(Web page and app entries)
-------

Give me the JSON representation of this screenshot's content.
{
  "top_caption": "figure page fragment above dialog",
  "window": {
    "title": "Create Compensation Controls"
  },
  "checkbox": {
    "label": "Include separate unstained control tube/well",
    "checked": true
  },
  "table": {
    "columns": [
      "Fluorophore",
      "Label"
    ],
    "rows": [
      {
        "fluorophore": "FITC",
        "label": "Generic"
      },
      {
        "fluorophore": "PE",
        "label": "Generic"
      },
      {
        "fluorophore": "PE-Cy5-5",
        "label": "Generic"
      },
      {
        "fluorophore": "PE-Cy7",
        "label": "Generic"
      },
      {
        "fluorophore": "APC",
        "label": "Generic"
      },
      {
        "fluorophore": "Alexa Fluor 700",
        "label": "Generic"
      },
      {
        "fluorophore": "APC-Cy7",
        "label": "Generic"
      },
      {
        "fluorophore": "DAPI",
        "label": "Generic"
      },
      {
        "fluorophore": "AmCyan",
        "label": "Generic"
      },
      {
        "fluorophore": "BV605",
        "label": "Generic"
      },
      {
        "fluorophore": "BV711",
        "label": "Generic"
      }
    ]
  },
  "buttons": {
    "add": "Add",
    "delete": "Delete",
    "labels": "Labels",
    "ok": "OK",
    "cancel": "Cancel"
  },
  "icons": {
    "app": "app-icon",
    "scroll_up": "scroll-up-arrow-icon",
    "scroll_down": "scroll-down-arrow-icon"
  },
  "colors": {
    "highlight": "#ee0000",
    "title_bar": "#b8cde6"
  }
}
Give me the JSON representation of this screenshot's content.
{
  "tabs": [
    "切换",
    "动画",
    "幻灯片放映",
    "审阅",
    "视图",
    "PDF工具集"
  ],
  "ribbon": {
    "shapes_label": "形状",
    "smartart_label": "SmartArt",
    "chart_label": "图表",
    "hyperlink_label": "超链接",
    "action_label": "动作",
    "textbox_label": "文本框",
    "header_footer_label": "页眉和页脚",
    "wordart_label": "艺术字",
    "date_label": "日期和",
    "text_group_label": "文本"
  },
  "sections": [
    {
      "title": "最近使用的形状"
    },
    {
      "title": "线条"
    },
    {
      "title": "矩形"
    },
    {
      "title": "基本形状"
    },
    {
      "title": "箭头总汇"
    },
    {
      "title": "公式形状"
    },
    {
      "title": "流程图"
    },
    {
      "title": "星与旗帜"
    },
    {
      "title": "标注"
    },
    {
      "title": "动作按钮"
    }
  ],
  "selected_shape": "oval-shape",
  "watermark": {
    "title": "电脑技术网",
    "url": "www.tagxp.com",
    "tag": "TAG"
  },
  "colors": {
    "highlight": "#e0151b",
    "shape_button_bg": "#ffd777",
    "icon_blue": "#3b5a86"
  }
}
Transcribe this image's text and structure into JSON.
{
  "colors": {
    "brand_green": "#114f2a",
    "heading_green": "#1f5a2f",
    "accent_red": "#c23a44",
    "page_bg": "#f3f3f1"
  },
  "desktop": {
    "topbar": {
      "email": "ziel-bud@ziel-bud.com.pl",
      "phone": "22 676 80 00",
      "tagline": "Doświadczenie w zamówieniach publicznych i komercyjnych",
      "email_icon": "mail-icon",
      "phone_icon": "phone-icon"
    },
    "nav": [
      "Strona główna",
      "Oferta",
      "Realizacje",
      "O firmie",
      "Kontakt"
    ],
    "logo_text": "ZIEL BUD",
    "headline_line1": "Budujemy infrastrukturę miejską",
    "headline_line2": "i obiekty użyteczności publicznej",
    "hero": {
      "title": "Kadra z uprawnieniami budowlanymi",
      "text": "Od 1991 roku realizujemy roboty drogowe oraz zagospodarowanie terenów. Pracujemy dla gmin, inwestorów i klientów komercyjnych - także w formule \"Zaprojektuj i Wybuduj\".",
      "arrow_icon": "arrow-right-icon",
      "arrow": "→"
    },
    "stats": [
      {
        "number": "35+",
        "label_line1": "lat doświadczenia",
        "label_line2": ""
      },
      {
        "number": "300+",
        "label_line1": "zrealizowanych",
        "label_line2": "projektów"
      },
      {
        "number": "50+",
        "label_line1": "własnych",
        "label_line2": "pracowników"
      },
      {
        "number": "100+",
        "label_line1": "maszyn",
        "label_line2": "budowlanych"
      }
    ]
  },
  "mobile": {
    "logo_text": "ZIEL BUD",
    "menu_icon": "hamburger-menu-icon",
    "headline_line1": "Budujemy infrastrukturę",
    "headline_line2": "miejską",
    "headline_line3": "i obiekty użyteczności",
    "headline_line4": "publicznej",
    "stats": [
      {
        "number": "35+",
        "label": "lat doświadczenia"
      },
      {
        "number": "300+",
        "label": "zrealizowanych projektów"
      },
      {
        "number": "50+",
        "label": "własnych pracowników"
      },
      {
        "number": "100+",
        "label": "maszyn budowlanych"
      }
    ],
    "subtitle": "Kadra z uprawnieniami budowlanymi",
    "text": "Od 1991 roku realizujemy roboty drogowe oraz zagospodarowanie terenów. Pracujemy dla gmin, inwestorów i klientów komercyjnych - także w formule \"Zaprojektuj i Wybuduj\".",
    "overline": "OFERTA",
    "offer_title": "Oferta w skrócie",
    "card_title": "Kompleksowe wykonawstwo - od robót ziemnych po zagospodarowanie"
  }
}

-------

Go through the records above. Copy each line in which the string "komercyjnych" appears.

      "tagline": "Doświadczenie w zamówieniach publicznych i komercyjnych",
      "text": "Od 1991 roku realizujemy roboty drogowe oraz zagospodarowanie terenów. Pracujemy dla gmin, inwestorów i klientów komercyjnych - także w formule \"Zaprojektuj i Wybuduj\".",
    "text": "Od 1991 roku realizujemy roboty drogowe oraz zagospodarowanie terenów. Pracujemy dla gmin, inwestorów i klientów komercyjnych - także w formule \"Zaprojektuj i Wybuduj\".",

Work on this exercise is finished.